F. The Rejection of the Recommendations of the Outside Reviewers.

  • Of the nine review letters by scientists outside ISU that gave recommendations regarding Dr. Gonzalez’s final tenure decision, six strongly supported his tenure promotion and gave glowing endorsements of his reputation and academic achievements. (Even Dr. Gonzalez’s tenure dossier admitted that “five of the external letter writers … including senior scientists at prestigious institutions recommend his promotion” and that only “[t]hree do not.” )
  • One reviewer observed that ISU’s Department of Physics and Astronomy does not consider grants as a criterion for gaining tenure, and stated that “Dr. Gonzalez is eminently qualified for the promotion according to your guidelines of excellence in scholarship and exhibiting a potential for national distinction. In light of your criteria I would certainly recommend the promotion.”
  • ISU chose to ignore the advice of these senior scientists at prestigious institutions.

Click Here To See a PDF Version of this Document with Citations Included.

Casey Luskin
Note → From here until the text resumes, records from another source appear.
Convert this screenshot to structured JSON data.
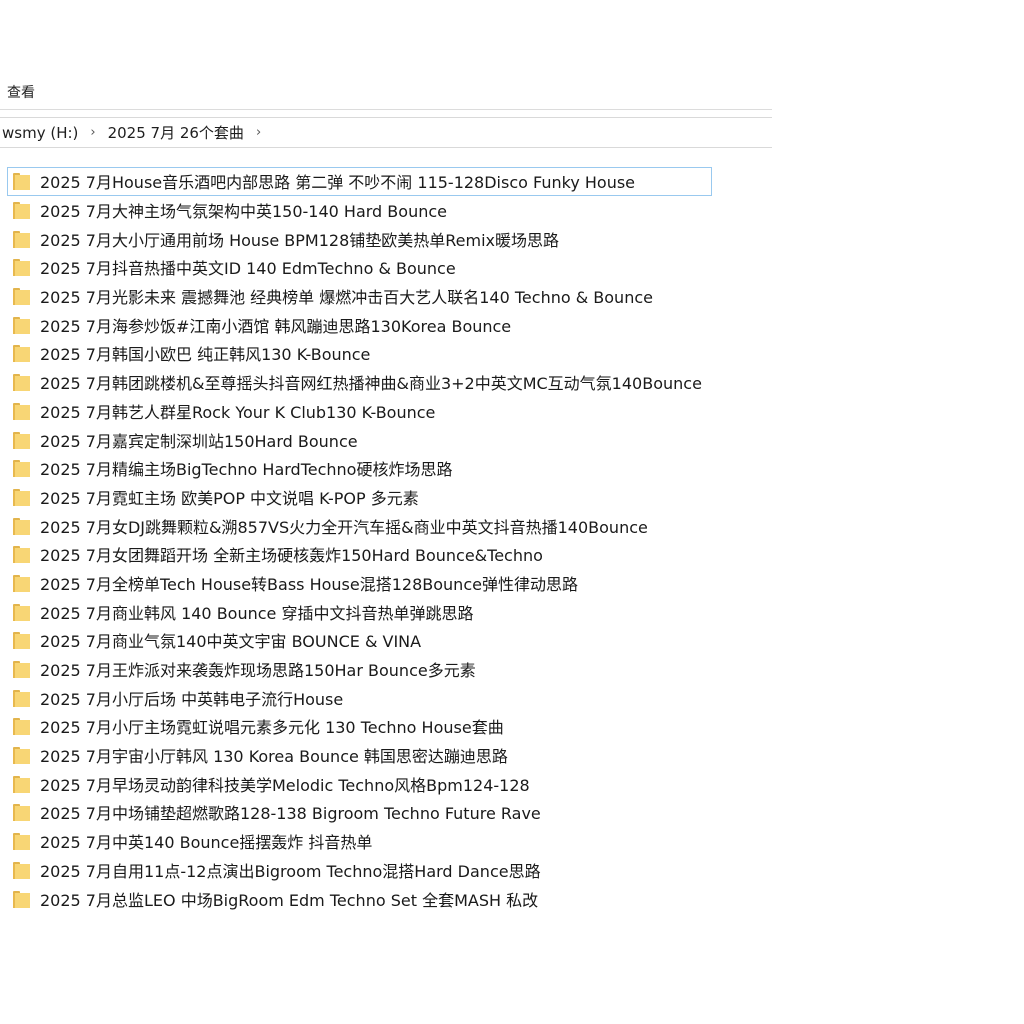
{
  "ribbon": {
    "tab_label": "查看"
  },
  "address_bar": {
    "crumbs": [
      "wsmy (H:)",
      "2025 7月 26个套曲"
    ]
  },
  "folders": [
    "2025 7月House音乐酒吧内部思路 第二弹 不吵不闹 115-128Disco Funky House",
    "2025 7月大神主场气氛架构中英150-140 Hard Bounce",
    "2025 7月大小厅通用前场 House BPM128铺垫欧美热单Remix暖场思路",
    "2025 7月抖音热播中英文ID 140 EdmTechno & Bounce",
    "2025 7月光影未来 震撼舞池 经典榜单 爆燃冲击百大艺人联名140 Techno & Bounce",
    "2025 7月海参炒饭#江南小酒馆 韩风蹦迪思路130Korea Bounce",
    "2025 7月韩国小欧巴 纯正韩风130 K-Bounce",
    "2025 7月韩团跳楼机&至尊摇头抖音网红热播神曲&商业3+2中英文MC互动气氛140Bounce",
    "2025 7月韩艺人群星Rock Your K Club130 K-Bounce",
    "2025 7月嘉宾定制深圳站150Hard Bounce",
    "2025 7月精编主场BigTechno HardTechno硬核炸场思路",
    "2025 7月霓虹主场 欧美POP 中文说唱 K-POP 多元素",
    "2025 7月女DJ跳舞颗粒&溯857VS火力全开汽车摇&商业中英文抖音热播140Bounce",
    "2025 7月女团舞蹈开场 全新主场硬核轰炸150Hard Bounce&Techno",
    "2025 7月全榜单Tech House转Bass House混搭128Bounce弹性律动思路",
    "2025 7月商业韩风 140 Bounce 穿插中文抖音热单弹跳思路",
    "2025 7月商业气氛140中英文宇宙 BOUNCE & VINA",
    "2025 7月王炸派对来袭轰炸现场思路150Har Bounce多元素",
    "2025 7月小厅后场 中英韩电子流行House",
    "2025 7月小厅主场霓虹说唱元素多元化 130 Techno House套曲",
    "2025 7月宇宙小厅韩风 130 Korea Bounce 韩国思密达蹦迪思路",
    "2025 7月早场灵动韵律科技美学Melodic Techno风格Bpm124-128",
    "2025 7月中场铺垫超燃歌路128-138 Bigroom Techno Future Rave",
    "2025 7月中英140 Bounce摇摆轰炸 抖音热单",
    "2025 7月自用11点-12点演出Bigroom Techno混搭Hard Dance思路",
    "2025 7月总监LEO 中场BigRoom Edm Techno Set 全套MASH 私改"
  ]
}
Associate Director, Center for Science and Culture
Casey Luskin is a geologist and an attorney with graduate degrees in science and law, giving him expertise in both the scientific and legal dimensions of the debate over evolution. He earned his PhD in Geology from the University of Johannesburg, and BS and MS degrees in Earth Sciences from the University of California, San Diego, where he studied evolution extensively at both the graduate and undergraduate levels. His law degree is from the University of San Diego, where he focused his studies on First Amendment law, education law, and environmental law.



Guillermo Gonzalez